Thursday, August 23, 2012
Older men are more likely than young ones to father a child who develops autism or schizophrenia, because of random mutations that become more numerous with advancing paternal age
Research provides support for the argument that the surging autism diagnoses rate over recent decades is attributable in part to increasing average age of fathers, which could account for as many as 20% to 30%. The risk of chromosomal abnormalities, such as Down syndrome, increases for older mothers. Researchers have found that the average child born to a 20-year-old father had 25 random mutations that could be traced to paternal genetic material.
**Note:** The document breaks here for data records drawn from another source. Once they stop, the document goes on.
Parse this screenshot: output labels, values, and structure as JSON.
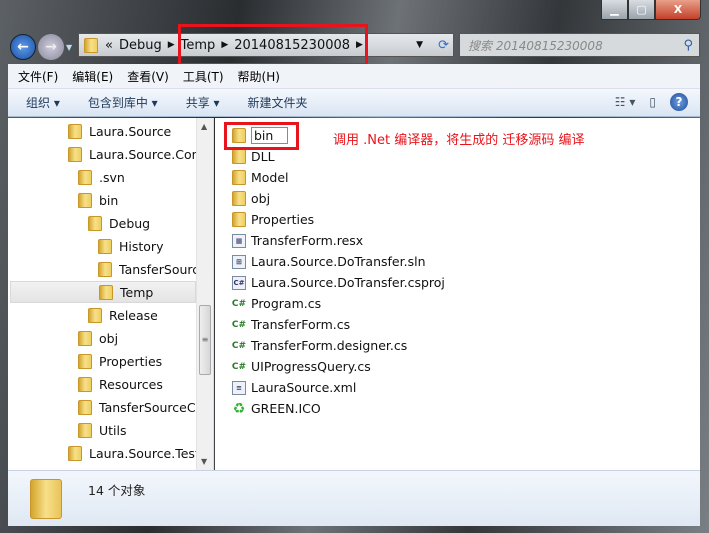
{
  "window": {
    "minimize": "▁",
    "maximize": "▢",
    "close": "X"
  },
  "address": {
    "overflow": "«",
    "crumbs": [
      "Debug",
      "Temp",
      "20140815230008"
    ],
    "search_placeholder": "搜索 20140815230008"
  },
  "menu": [
    "文件(F)",
    "编辑(E)",
    "查看(V)",
    "工具(T)",
    "帮助(H)"
  ],
  "toolbar": {
    "organize": "组织 ▾",
    "include_library": "包含到库中 ▾",
    "share": "共享 ▾",
    "new_folder": "新建文件夹"
  },
  "tree": [
    {
      "label": "Laura.Source",
      "level": 0
    },
    {
      "label": "Laura.Source.Conv",
      "level": 0
    },
    {
      "label": ".svn",
      "level": 1
    },
    {
      "label": "bin",
      "level": 1
    },
    {
      "label": "Debug",
      "level": 2
    },
    {
      "label": "History",
      "level": 3
    },
    {
      "label": "TansferSourc",
      "level": 3
    },
    {
      "label": "Temp",
      "level": 3,
      "selected": true
    },
    {
      "label": "Release",
      "level": 2
    },
    {
      "label": "obj",
      "level": 1
    },
    {
      "label": "Properties",
      "level": 1
    },
    {
      "label": "Resources",
      "level": 1
    },
    {
      "label": "TansferSourceCc",
      "level": 1
    },
    {
      "label": "Utils",
      "level": 1
    },
    {
      "label": "Laura.Source.Test",
      "level": 0
    }
  ],
  "files": [
    {
      "name": "bin",
      "type": "folder",
      "renaming": true
    },
    {
      "name": "DLL",
      "type": "folder"
    },
    {
      "name": "Model",
      "type": "folder"
    },
    {
      "name": "obj",
      "type": "folder"
    },
    {
      "name": "Properties",
      "type": "folder"
    },
    {
      "name": "TransferForm.resx",
      "type": "resx"
    },
    {
      "name": "Laura.Source.DoTransfer.sln",
      "type": "sln"
    },
    {
      "name": "Laura.Source.DoTransfer.csproj",
      "type": "csproj"
    },
    {
      "name": "Program.cs",
      "type": "cs"
    },
    {
      "name": "TransferForm.cs",
      "type": "cs"
    },
    {
      "name": "TransferForm.designer.cs",
      "type": "cs"
    },
    {
      "name": "UIProgressQuery.cs",
      "type": "cs"
    },
    {
      "name": "LauraSource.xml",
      "type": "xml"
    },
    {
      "name": "GREEN.ICO",
      "type": "ico"
    }
  ],
  "annotation": "调用 .Net 编译器，将生成的 迁移源码 编译",
  "status": {
    "count": "14 个对象"
  },
  "colors": {
    "highlight_box": "#e8141b",
    "toolbar_text": "#1e395b"
  }
}
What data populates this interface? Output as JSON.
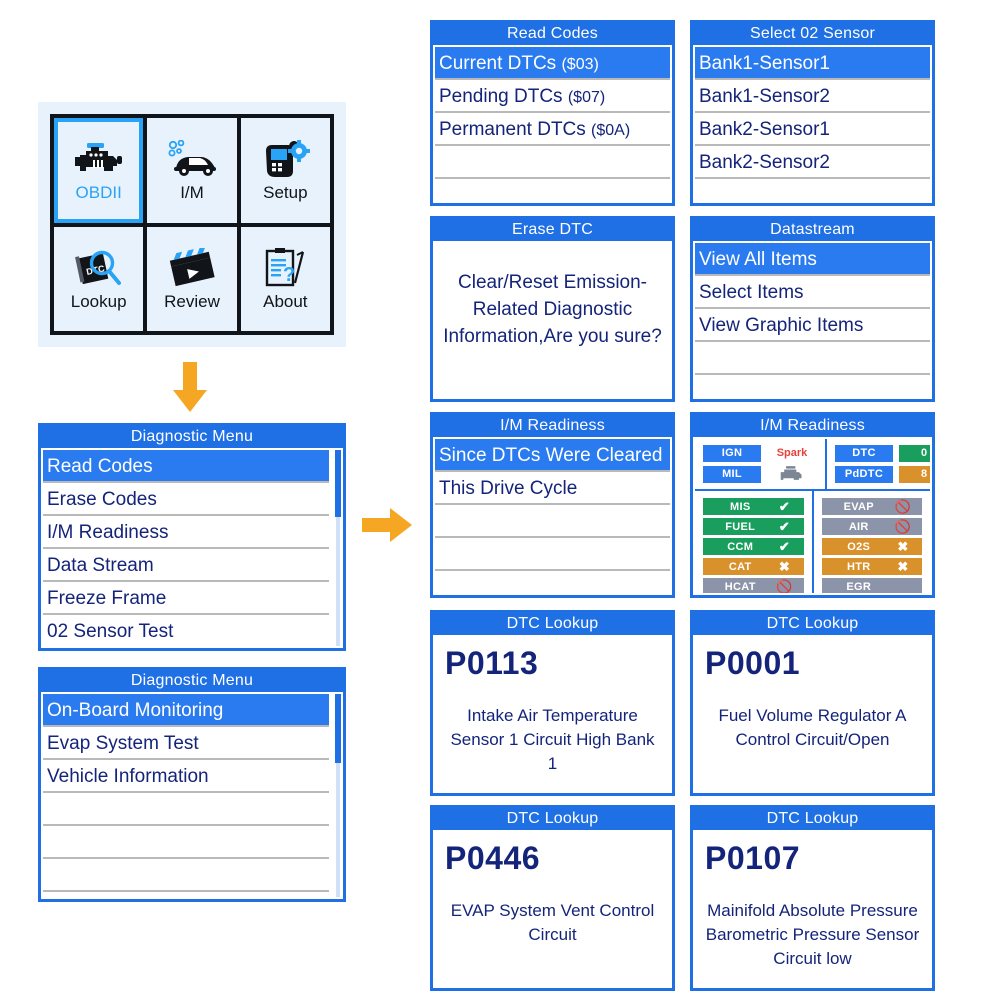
{
  "colors": {
    "panel_blue": "#1f6fe5",
    "select_blue": "#2a7bf0",
    "text_navy": "#14247a",
    "arrow_orange": "#f5a623",
    "ok_green": "#1a9e5e",
    "warn_orange": "#d9912b",
    "na_gray": "#8b94a8",
    "home_bg": "#e8f2fd",
    "accent_cyan": "#29a3f5",
    "spark_red": "#e8403a"
  },
  "home": {
    "tiles": [
      {
        "label": "OBDII",
        "icon": "engine-icon",
        "active": true
      },
      {
        "label": "I/M",
        "icon": "car-emission-icon",
        "active": false
      },
      {
        "label": "Setup",
        "icon": "scantool-gear-icon",
        "active": false
      },
      {
        "label": "Lookup",
        "icon": "dtc-magnifier-icon",
        "active": false
      },
      {
        "label": "Review",
        "icon": "clapperboard-play-icon",
        "active": false
      },
      {
        "label": "About",
        "icon": "clipboard-question-icon",
        "active": false
      }
    ]
  },
  "arrows": {
    "down": "arrow-down-icon",
    "right": "arrow-right-icon"
  },
  "panels": {
    "diag_menu_1": {
      "title": "Diagnostic Menu",
      "scroll": {
        "thumb_top_pct": 0,
        "thumb_height_pct": 34
      },
      "items": [
        {
          "label": "Read Codes",
          "selected": true
        },
        {
          "label": "Erase Codes",
          "selected": false
        },
        {
          "label": "I/M Readiness",
          "selected": false
        },
        {
          "label": "Data Stream",
          "selected": false
        },
        {
          "label": "Freeze Frame",
          "selected": false
        },
        {
          "label": "02 Sensor Test",
          "selected": false
        }
      ]
    },
    "diag_menu_2": {
      "title": "Diagnostic Menu",
      "scroll": {
        "thumb_top_pct": 0,
        "thumb_height_pct": 34
      },
      "items": [
        {
          "label": "On-Board Monitoring",
          "selected": true
        },
        {
          "label": "Evap System Test",
          "selected": false
        },
        {
          "label": "Vehicle Information",
          "selected": false
        },
        {
          "label": "",
          "selected": false
        },
        {
          "label": "",
          "selected": false
        },
        {
          "label": "",
          "selected": false
        }
      ]
    },
    "read_codes": {
      "title": "Read Codes",
      "items": [
        {
          "label": "Current DTCs ",
          "sub": "($03)",
          "selected": true
        },
        {
          "label": "Pending DTCs ",
          "sub": "($07)",
          "selected": false
        },
        {
          "label": "Permanent DTCs ",
          "sub": "($0A)",
          "selected": false
        },
        {
          "label": "",
          "sub": "",
          "selected": false
        },
        {
          "label": "",
          "sub": "",
          "selected": false
        }
      ]
    },
    "select_o2": {
      "title": "Select 02 Sensor",
      "items": [
        {
          "label": "Bank1-Sensor1",
          "selected": true
        },
        {
          "label": "Bank1-Sensor2",
          "selected": false
        },
        {
          "label": "Bank2-Sensor1",
          "selected": false
        },
        {
          "label": "Bank2-Sensor2",
          "selected": false
        },
        {
          "label": "",
          "selected": false
        }
      ]
    },
    "erase_dtc": {
      "title": "Erase DTC",
      "message": "Clear/Reset Emission-Related Diagnostic Information,Are you sure?"
    },
    "datastream": {
      "title": "Datastream",
      "items": [
        {
          "label": "View All Items",
          "selected": true
        },
        {
          "label": "Select Items",
          "selected": false
        },
        {
          "label": "View Graphic Items",
          "selected": false
        },
        {
          "label": "",
          "selected": false
        },
        {
          "label": "",
          "selected": false
        }
      ]
    },
    "im_readiness_menu": {
      "title": "I/M Readiness",
      "items": [
        {
          "label": "Since DTCs Were Cleared",
          "selected": true
        },
        {
          "label": "This Drive Cycle",
          "selected": false
        },
        {
          "label": "",
          "selected": false
        },
        {
          "label": "",
          "selected": false
        },
        {
          "label": "",
          "selected": false
        }
      ]
    },
    "im_readiness_status": {
      "title": "I/M Readiness",
      "top_left": [
        {
          "key": "IGN",
          "value": "Spark",
          "style": "plain"
        },
        {
          "key": "MIL",
          "value": "",
          "style": "engine-icon"
        }
      ],
      "top_right": [
        {
          "key": "DTC",
          "value": "0",
          "style": "green"
        },
        {
          "key": "PdDTC",
          "value": "8",
          "style": "orange"
        }
      ],
      "monitors_left": [
        {
          "name": "MIS",
          "state": "ok",
          "icon": "check-icon"
        },
        {
          "name": "FUEL",
          "state": "ok",
          "icon": "check-icon"
        },
        {
          "name": "CCM",
          "state": "ok",
          "icon": "check-icon"
        },
        {
          "name": "CAT",
          "state": "bad",
          "icon": "cross-icon"
        },
        {
          "name": "HCAT",
          "state": "na",
          "icon": "no-entry-icon"
        }
      ],
      "monitors_right": [
        {
          "name": "EVAP",
          "state": "na",
          "icon": "no-entry-icon"
        },
        {
          "name": "AIR",
          "state": "na",
          "icon": "no-entry-icon"
        },
        {
          "name": "O2S",
          "state": "bad",
          "icon": "cross-icon"
        },
        {
          "name": "HTR",
          "state": "bad",
          "icon": "cross-icon"
        },
        {
          "name": "EGR",
          "state": "na",
          "icon": "none"
        }
      ]
    },
    "dtc_lookup_1": {
      "title": "DTC Lookup",
      "code": "P0113",
      "description": "Intake Air Temperature Sensor 1 Circuit High Bank 1"
    },
    "dtc_lookup_2": {
      "title": "DTC Lookup",
      "code": "P0001",
      "description": "Fuel Volume Regulator A Control Circuit/Open"
    },
    "dtc_lookup_3": {
      "title": "DTC Lookup",
      "code": "P0446",
      "description": "EVAP System Vent Control Circuit"
    },
    "dtc_lookup_4": {
      "title": "DTC Lookup",
      "code": "P0107",
      "description": "Mainifold Absolute Pressure Barometric Pressure Sensor Circuit low"
    }
  }
}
The number increased steadily by two mutations a year, reaching 65 mutations for offspring of 40-year-old men.